* _What to do_
Please copy every line from the records below that contains the string "author".

* _Source material_
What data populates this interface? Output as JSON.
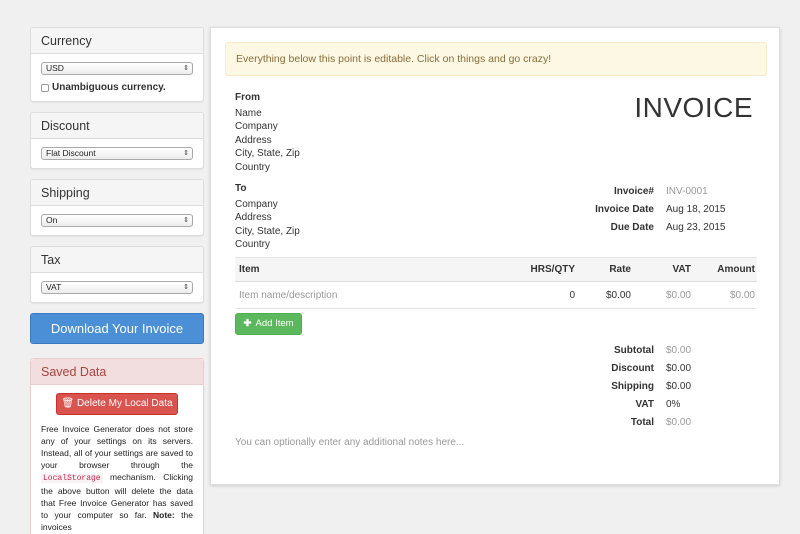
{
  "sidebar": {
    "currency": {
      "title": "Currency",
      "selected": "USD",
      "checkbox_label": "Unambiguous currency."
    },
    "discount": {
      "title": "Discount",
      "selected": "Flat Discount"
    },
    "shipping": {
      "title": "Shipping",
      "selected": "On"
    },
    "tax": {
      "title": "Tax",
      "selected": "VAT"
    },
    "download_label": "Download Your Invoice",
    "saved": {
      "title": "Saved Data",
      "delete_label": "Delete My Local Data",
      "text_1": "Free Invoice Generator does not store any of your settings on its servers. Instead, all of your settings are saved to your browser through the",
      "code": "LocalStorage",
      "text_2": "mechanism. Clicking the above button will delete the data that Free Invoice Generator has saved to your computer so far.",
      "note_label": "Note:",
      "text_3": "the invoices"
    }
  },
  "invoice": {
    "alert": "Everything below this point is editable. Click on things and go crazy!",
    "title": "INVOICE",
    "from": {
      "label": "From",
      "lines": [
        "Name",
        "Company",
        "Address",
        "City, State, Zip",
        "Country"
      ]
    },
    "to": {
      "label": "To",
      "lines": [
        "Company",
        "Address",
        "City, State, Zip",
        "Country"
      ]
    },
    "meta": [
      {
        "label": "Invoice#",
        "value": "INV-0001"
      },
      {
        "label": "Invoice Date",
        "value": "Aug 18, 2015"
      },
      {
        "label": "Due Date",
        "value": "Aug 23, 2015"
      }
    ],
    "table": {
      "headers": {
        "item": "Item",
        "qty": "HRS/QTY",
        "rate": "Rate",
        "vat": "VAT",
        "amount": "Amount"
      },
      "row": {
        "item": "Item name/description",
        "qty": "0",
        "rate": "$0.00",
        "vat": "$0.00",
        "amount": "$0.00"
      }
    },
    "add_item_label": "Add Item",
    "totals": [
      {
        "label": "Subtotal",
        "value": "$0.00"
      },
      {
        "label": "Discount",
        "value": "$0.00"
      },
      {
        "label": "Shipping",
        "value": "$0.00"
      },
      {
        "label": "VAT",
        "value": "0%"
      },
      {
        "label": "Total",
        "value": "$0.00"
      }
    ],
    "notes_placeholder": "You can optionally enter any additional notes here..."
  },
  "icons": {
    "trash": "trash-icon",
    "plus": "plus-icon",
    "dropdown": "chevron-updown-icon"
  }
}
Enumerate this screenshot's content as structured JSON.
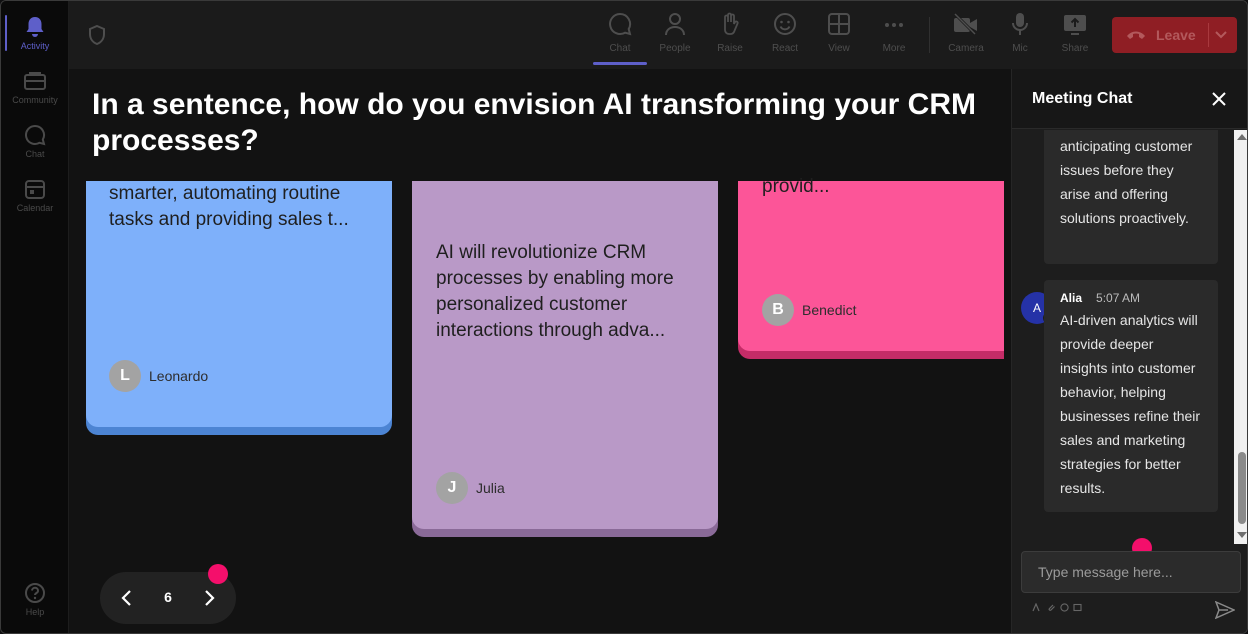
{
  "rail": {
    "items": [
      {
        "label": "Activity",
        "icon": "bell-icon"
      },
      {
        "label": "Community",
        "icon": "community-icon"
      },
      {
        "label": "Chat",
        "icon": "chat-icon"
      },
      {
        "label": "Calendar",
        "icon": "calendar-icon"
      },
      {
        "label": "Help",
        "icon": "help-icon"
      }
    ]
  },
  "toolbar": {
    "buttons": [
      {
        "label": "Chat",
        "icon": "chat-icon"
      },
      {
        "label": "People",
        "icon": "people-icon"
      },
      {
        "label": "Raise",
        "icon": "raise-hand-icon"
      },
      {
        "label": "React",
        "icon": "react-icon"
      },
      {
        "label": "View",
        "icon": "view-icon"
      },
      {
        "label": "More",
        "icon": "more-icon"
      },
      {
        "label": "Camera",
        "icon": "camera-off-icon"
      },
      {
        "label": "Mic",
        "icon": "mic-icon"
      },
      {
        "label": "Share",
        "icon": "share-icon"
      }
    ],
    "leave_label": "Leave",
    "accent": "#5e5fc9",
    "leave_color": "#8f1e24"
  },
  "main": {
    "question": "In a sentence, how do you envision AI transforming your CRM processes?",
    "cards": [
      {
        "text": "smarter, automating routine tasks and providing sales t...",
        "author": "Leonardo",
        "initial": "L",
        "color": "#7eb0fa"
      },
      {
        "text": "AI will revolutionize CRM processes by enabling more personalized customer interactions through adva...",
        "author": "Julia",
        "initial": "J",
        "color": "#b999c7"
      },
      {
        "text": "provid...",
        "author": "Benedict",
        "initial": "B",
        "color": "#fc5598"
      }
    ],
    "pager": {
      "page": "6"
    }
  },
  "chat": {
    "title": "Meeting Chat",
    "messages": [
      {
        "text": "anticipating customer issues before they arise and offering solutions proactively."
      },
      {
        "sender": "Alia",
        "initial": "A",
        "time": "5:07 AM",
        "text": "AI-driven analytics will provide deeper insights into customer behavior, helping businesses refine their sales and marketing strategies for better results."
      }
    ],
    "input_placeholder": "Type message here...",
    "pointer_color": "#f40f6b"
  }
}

* _Answer to this task_
        "author": "Leonardo",
        "author": "Julia",
        "author": "Benedict",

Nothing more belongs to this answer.